The Bulgarian business is extremely interested in reforming the country's education system. We have already made a proposal for changes to the Higher Education Act - students who received scholarships paid by taxpayers should be obligated to pay back those funds with work first, if they want to work abroad. Or simply repay the public money spent on them. It is unsustainable to keep training workers for other, richer countries. As for tertiary education, which has been devalued by the huge number of universities out there, we propose a limit of 20,000 students per year financed by the state, compared with 38,000 now. The size of the funding for universities should remain unchanged. This way, there will be more resources devoted to the education of any given student, which will raise the quality.
I should note that more money is being poured into education from the budget, especially at the high school level, with the goal of attracting quality teachers. We support this. In addition to a 20% raise in teachers' remuneration, proposals foresee 2,800 more students to be included in the dual education system. More than 200 employers will participate in the scheme. Additional funds are also being set aside for specialties considered a priority for society. Another BGN 25m are planned for out-of-class activities, which have fallen by the wayside in the last couple of decades.

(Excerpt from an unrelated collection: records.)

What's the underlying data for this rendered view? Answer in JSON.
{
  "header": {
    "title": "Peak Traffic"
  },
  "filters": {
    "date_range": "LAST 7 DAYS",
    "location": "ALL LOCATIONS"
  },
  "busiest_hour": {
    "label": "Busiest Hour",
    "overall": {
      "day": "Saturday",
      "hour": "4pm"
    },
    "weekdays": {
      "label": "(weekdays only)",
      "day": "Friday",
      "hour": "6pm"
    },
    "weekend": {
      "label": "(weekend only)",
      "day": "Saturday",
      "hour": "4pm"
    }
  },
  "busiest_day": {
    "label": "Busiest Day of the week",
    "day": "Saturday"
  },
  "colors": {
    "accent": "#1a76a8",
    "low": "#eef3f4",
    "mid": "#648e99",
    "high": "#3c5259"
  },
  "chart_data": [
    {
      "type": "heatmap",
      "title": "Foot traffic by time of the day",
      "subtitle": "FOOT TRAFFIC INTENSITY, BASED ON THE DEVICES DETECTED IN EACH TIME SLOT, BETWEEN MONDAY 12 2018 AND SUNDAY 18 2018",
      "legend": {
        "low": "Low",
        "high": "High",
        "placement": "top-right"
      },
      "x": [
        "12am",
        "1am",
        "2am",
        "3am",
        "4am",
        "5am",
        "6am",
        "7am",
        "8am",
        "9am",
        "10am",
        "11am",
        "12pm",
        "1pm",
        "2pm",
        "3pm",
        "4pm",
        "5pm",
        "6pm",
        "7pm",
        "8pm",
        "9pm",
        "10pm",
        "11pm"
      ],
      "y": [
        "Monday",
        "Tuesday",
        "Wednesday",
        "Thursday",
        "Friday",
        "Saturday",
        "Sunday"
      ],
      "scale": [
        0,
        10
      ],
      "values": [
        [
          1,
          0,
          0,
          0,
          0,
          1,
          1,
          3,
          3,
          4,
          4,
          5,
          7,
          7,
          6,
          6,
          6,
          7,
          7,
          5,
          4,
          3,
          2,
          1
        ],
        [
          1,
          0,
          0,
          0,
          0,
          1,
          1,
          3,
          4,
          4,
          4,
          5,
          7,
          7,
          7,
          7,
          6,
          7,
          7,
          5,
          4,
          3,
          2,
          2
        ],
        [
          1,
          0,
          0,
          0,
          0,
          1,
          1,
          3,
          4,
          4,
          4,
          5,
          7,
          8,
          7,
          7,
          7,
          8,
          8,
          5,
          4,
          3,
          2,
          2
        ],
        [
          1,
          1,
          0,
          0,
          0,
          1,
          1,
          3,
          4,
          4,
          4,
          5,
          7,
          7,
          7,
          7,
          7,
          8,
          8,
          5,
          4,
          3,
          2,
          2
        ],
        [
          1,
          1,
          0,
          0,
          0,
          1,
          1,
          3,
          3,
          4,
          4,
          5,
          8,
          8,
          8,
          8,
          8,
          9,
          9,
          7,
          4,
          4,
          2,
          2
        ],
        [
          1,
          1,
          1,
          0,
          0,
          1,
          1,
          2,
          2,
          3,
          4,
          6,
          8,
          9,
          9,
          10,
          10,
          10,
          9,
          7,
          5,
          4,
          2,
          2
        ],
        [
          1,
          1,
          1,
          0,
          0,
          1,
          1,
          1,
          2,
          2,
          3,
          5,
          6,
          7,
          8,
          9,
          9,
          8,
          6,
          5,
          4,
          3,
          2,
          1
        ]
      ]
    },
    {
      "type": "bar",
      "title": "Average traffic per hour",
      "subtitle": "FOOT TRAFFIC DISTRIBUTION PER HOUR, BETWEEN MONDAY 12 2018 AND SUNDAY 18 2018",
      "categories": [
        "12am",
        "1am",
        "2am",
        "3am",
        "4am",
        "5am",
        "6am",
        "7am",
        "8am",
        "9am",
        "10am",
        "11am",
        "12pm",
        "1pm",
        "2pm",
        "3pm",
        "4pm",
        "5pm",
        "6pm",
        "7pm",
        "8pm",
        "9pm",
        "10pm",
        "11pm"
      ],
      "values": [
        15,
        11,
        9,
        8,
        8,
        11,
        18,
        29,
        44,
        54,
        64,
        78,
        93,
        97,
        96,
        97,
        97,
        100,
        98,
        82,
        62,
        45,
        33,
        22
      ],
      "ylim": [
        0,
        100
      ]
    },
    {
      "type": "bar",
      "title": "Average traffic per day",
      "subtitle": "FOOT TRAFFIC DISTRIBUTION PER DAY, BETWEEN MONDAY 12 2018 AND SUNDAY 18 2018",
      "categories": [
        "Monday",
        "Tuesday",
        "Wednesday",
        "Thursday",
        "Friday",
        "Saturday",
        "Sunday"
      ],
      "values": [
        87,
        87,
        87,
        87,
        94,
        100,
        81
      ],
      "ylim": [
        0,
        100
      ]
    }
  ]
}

There is a lot of talk lately of European value added. How can we accomplish it?
It is the multiplied effect of the union between Member States. United, we stand strong, as the motto of the Bulgarian Presidency of the Council of the EU said. This is more than a motto, it is a historically proven maxim. How can we increase the value added from this union? Well, through all that we already mentioned - common education programmes, digital economy, environmentally friendly programmes, improved operation of the single market, attracting investors and reducing the administrative burden. And there is also a topic that seemed to have fallen between the cracks in this Commission's term - the reindustrialisation of Europe. At present, industry accounts for a little over 20% of GDP, which is not enough.
Dobrin Ivanov has master's degrees in Accounting and Auditing from the University of Economics - Varna, and in Law from the University of Plovdiv. He also has several postgraduate programmes and specialisations on his resume. Mr Ivanov has been an executive director of the Bulgarian Industrial Capital Association since 2009. He is also a deputy chair of the National Council for Employment Promotion with the Ministry of Labour and Social Policy.